───── DATA EXTRACT ─────

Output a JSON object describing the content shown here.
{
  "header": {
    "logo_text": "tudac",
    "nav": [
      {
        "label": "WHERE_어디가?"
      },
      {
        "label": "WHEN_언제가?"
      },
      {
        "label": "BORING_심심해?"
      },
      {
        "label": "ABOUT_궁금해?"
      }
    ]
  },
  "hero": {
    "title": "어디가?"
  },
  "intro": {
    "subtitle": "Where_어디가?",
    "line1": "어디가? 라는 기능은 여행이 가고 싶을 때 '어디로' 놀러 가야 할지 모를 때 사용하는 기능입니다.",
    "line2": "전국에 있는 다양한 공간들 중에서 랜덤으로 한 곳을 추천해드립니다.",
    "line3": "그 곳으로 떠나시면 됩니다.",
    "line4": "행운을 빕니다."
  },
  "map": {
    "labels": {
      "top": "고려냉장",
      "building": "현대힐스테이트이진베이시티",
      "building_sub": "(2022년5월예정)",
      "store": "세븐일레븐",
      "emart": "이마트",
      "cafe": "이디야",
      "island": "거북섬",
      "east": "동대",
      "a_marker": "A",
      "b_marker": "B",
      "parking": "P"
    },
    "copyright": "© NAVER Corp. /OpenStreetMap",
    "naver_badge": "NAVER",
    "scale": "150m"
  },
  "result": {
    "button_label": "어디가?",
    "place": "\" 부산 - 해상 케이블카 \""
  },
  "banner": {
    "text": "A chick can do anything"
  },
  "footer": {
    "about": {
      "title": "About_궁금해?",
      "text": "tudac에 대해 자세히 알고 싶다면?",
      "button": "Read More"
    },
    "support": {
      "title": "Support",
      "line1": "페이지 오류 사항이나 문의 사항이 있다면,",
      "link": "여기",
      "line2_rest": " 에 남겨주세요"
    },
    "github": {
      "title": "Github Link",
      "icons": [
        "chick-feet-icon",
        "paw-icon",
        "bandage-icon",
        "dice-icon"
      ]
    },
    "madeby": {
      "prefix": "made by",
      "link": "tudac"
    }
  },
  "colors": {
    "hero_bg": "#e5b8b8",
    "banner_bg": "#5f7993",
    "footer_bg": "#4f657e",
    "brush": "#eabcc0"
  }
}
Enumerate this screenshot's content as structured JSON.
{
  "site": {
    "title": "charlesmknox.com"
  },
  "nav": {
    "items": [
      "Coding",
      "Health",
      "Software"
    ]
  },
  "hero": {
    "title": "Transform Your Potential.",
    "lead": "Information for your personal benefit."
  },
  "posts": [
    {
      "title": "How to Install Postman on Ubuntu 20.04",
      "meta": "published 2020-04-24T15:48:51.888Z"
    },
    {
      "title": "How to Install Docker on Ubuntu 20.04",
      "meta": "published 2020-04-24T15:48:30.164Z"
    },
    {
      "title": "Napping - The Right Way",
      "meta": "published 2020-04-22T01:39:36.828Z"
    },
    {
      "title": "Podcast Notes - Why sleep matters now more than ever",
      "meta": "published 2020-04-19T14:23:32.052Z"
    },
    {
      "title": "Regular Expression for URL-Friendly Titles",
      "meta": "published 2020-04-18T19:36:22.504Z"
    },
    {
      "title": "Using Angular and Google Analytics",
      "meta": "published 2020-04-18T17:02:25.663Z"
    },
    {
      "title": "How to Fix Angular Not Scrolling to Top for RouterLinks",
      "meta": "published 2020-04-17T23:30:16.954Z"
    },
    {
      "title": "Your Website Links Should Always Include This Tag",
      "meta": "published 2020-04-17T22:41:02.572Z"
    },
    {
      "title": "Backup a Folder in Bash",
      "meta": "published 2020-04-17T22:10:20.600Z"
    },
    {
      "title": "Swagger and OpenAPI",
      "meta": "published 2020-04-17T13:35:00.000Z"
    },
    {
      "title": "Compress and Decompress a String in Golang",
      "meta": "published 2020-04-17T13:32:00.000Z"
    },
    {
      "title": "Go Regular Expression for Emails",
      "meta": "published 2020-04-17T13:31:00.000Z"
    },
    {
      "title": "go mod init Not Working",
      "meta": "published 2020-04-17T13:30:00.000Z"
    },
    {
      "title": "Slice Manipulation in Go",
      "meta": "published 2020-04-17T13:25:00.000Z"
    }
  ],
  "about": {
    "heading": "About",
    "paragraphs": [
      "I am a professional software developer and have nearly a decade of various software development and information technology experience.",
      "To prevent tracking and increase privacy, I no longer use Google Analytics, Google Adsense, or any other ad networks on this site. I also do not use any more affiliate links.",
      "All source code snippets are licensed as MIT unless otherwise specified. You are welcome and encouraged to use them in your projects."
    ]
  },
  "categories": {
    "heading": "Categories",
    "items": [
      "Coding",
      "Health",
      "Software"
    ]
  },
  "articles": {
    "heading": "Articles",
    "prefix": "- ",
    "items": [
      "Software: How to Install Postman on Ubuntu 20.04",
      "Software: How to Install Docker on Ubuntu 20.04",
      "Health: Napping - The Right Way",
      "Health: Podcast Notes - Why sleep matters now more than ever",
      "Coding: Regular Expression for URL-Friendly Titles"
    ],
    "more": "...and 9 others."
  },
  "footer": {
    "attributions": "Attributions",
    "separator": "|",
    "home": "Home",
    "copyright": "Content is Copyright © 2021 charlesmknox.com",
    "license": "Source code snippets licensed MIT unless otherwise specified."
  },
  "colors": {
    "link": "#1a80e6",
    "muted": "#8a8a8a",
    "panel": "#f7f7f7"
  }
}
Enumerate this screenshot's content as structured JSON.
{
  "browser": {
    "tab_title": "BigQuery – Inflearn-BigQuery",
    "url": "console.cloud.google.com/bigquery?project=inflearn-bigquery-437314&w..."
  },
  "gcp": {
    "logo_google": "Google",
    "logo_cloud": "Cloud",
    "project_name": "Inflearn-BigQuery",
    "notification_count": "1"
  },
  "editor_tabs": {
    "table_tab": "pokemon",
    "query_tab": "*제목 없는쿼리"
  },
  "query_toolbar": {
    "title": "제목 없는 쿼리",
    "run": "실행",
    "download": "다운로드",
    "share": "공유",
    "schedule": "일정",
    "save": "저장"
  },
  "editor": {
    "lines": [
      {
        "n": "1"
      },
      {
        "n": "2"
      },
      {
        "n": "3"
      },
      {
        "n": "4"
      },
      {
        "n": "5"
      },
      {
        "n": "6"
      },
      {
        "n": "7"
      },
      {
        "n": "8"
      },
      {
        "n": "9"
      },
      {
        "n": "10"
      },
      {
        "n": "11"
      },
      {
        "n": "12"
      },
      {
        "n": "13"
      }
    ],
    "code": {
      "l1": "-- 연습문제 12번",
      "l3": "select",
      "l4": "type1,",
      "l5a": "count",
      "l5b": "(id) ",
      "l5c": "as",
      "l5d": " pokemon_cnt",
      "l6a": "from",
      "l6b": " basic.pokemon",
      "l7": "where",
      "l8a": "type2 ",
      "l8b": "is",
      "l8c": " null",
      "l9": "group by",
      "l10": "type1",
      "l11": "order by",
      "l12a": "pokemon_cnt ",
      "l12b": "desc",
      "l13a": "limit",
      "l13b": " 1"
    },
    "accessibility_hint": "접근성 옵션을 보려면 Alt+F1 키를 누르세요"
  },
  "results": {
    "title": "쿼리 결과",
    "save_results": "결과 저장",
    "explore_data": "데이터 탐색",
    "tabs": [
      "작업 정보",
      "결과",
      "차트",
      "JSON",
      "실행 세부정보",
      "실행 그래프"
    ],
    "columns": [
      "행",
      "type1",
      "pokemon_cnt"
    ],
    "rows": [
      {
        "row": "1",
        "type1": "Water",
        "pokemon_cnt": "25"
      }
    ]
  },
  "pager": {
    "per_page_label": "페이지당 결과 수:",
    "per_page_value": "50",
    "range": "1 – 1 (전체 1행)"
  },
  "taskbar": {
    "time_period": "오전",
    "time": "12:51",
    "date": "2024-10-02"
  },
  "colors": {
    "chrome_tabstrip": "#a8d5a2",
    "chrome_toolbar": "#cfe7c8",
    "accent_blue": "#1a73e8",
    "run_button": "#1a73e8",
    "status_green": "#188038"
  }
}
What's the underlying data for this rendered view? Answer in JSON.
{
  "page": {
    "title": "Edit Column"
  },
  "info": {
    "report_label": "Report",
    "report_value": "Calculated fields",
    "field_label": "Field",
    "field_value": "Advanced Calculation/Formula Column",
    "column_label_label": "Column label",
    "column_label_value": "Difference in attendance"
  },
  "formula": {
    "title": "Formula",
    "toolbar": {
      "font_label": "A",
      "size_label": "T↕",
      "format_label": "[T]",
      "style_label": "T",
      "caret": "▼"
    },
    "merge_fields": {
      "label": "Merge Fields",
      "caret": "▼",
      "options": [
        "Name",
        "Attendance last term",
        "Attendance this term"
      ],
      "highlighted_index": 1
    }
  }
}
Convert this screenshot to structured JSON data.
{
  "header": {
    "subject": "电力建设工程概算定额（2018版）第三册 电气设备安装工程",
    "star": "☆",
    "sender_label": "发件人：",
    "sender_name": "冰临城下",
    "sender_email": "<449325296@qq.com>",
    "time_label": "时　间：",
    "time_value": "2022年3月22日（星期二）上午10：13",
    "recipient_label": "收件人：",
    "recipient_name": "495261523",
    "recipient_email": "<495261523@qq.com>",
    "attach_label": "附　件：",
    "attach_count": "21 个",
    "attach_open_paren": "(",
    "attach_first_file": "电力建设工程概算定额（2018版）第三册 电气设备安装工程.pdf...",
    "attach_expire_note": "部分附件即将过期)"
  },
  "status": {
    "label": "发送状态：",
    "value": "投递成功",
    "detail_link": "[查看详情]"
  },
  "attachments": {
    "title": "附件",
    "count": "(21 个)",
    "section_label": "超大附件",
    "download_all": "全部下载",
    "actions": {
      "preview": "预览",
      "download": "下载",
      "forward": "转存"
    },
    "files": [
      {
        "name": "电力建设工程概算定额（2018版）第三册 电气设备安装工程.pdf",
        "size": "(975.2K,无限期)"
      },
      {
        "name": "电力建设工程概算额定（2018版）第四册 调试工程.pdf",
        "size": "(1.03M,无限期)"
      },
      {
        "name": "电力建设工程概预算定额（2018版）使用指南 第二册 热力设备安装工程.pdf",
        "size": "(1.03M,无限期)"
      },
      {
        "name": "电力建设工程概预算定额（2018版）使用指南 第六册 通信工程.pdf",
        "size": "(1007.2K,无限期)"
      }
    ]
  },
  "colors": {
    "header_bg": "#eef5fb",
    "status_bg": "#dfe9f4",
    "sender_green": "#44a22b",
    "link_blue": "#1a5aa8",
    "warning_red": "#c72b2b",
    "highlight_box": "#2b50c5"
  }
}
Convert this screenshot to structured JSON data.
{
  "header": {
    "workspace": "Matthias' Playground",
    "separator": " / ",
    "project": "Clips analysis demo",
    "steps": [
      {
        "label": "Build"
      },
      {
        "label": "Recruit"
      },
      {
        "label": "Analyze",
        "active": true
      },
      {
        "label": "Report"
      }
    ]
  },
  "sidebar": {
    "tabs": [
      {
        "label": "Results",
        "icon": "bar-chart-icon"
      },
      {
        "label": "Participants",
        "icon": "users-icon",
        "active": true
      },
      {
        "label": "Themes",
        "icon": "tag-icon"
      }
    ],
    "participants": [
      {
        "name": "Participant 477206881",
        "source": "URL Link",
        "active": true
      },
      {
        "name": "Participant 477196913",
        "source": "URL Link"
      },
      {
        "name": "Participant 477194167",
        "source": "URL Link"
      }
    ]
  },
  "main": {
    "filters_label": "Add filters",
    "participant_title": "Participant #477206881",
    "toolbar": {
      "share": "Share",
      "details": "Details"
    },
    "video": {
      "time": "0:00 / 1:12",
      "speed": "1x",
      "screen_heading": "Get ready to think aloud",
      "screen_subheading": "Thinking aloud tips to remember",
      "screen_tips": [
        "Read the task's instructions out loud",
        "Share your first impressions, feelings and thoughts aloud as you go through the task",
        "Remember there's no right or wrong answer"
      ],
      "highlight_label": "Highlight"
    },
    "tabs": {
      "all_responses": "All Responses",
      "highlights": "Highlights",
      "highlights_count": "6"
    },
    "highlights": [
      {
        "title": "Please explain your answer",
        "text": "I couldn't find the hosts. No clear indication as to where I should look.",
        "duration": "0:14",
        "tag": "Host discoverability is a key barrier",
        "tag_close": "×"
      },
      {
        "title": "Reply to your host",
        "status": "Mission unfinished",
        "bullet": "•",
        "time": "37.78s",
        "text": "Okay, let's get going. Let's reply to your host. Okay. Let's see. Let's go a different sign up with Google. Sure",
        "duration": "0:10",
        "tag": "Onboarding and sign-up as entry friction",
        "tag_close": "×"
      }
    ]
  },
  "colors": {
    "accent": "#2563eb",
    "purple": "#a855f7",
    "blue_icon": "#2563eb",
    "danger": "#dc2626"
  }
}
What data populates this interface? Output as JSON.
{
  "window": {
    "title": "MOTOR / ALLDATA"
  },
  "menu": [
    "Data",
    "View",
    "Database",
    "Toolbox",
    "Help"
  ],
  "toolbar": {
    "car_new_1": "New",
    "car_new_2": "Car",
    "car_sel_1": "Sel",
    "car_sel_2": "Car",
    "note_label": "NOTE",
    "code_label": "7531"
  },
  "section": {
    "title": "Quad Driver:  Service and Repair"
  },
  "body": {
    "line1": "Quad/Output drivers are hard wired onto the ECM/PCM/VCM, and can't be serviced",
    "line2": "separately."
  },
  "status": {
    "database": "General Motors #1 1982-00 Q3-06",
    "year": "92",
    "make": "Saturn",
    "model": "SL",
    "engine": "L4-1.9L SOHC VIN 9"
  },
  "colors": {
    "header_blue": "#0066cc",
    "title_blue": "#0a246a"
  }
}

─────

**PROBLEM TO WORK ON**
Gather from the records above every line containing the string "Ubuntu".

**RESULT OF THE TASK**
      "title": "How to Install Postman on Ubuntu 20.04",
      "title": "How to Install Docker on Ubuntu 20.04",
      "Software: How to Install Postman on Ubuntu 20.04",
      "Software: How to Install Docker on Ubuntu 20.04",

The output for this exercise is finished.